Creating price lists allows you to set a different pricing for a product. This way you can define what customer gets charged which price. The idea behind it is that you can easily charge loyal customers a more beneficial price.
How does it work?
You can start creating price lists via Settings > Products > Button +. You’ll get to see the following screen:
Give your price list a name and select the preferred calculation method. You’ll get three options:
- Normal: this is your default price for a product. You can use it as a benchmark.
Note: This normal price list is by default present in a new account. However, you could also add additional price lists of the type "normal" (this means they don't have to refer to another price list and can just exist on their own).
- Calculated from unit cost: by selecting this, Teamleader Focus will calculate your product price based on your unit cost multiplied by a factor by your choice.
- Calculated from other price list: Teamleader Focus will calculate the price based on another price list whose 'Calculation Method' is Normal.
Once you have selected the calculation method, click ‘Save’ to continue.
Applying your price lists
It’s important to know that a price list always applies to a contact or company within Teamleader Focus. It never applies to a certain product.
To assign those price lists to a certain contact or company, you have to go to the customer page and click on the pencil to edit it. Among all the fields, you will find one called ‘Pricelist’, where you can select the list that you want to apply to this customer.
If you’re creating a quotation or an invoice for this customer, the product price will be calculated using the conditions you set earlier when creating the price list.
If you do not set a specific price list to a customer, he will always be charged the default price.
Using a price list to give a discount
Our customers often use price lists as a way to give an automatic discount to a certain customer. You could do this specifically for your loyal customers for example, and assign to them a more beneficial price list.
We’re happy to give you a more in-depth example of how to use price lists.
1. Let’s start by creating two price lists:
- One with a default price
- Another one with a factor x2 based on the unit cost
2. We create a Company Y with a price list set as 'normal price', and a Company Z with a price list set as x2.
3. Then, we also create a new product, that we will call 'Product X', with a unit cost of €10 and a default price of €15.

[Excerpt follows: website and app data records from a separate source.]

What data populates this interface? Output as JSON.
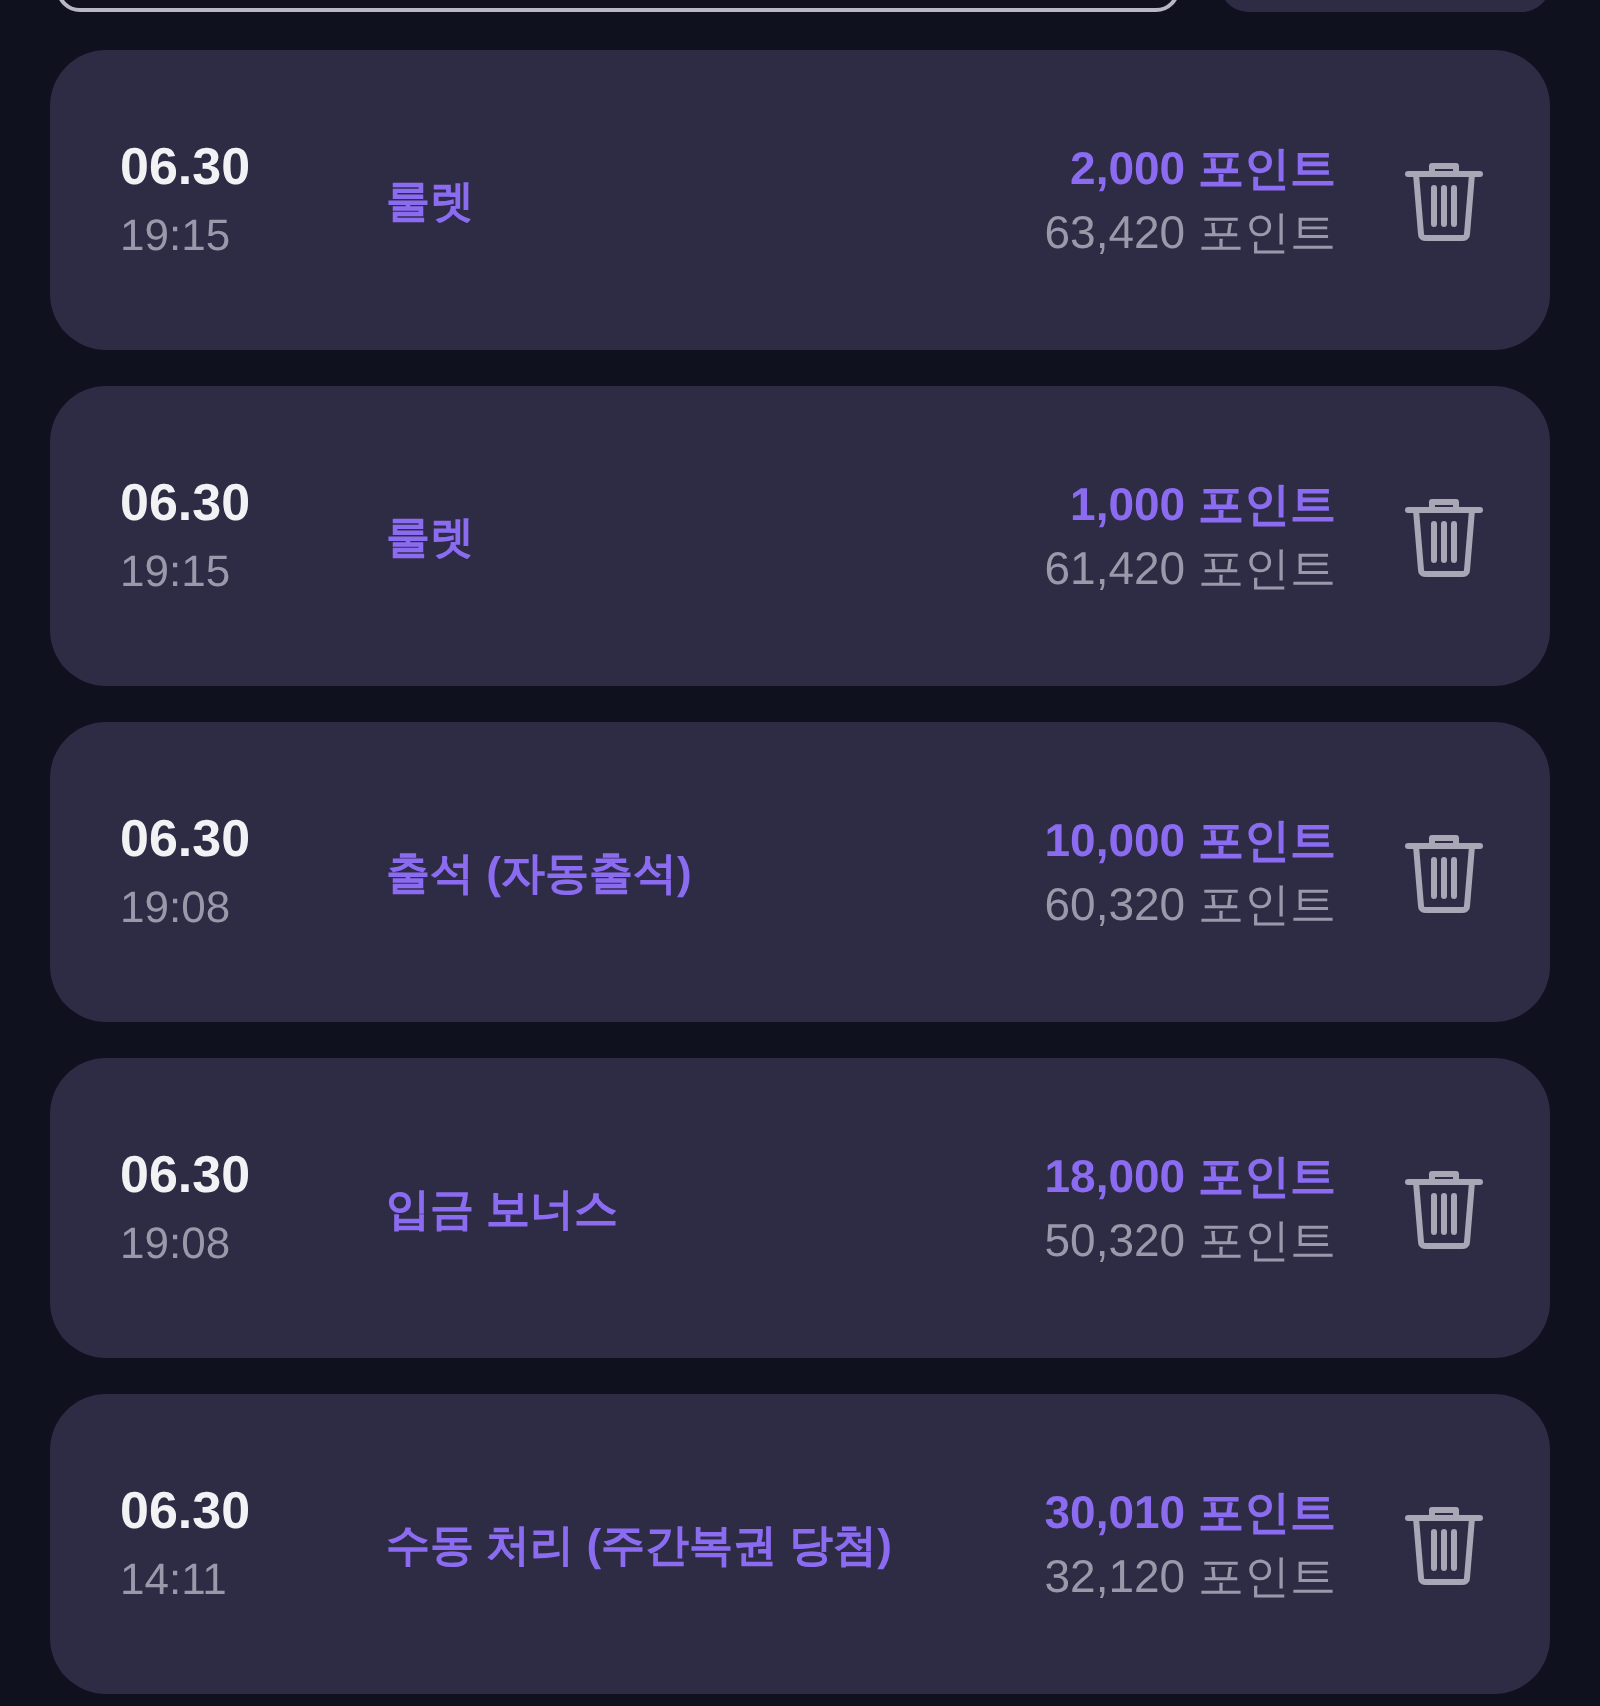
{
  "entries": [
    {
      "date": "06.30",
      "time": "19:15",
      "title": "룰렛",
      "amount": "2,000 포인트",
      "balance": "63,420 포인트"
    },
    {
      "date": "06.30",
      "time": "19:15",
      "title": "룰렛",
      "amount": "1,000 포인트",
      "balance": "61,420 포인트"
    },
    {
      "date": "06.30",
      "time": "19:08",
      "title": "출석 (자동출석)",
      "amount": "10,000 포인트",
      "balance": "60,320 포인트"
    },
    {
      "date": "06.30",
      "time": "19:08",
      "title": "입금 보너스",
      "amount": "18,000 포인트",
      "balance": "50,320 포인트"
    },
    {
      "date": "06.30",
      "time": "14:11",
      "title": "수동 처리 (주간복권 당첨)",
      "amount": "30,010 포인트",
      "balance": "32,120 포인트"
    }
  ]
}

4. With all this data, we are ready to create a quotation for 'Company Y', who is being charged according to our default price. We’ll use the Product X to make the quotation:
5. To finish our example, we also create a quotation using the same Product X for Company Z, who is being charged based on our price lists with factor times 2:
As you see, the price for Company Y is the same as the default price we’ve defined earlier for our Product X. However, Company Z is being charged more, the unit cost (€ 10) times factor 2 (10*2 = € 20).
Note: Price lists only affect the price of articles that have been added in the Products module. It won't impact prices of time tracking, travel costs or manually added articles that aren't mentioned in the Products module.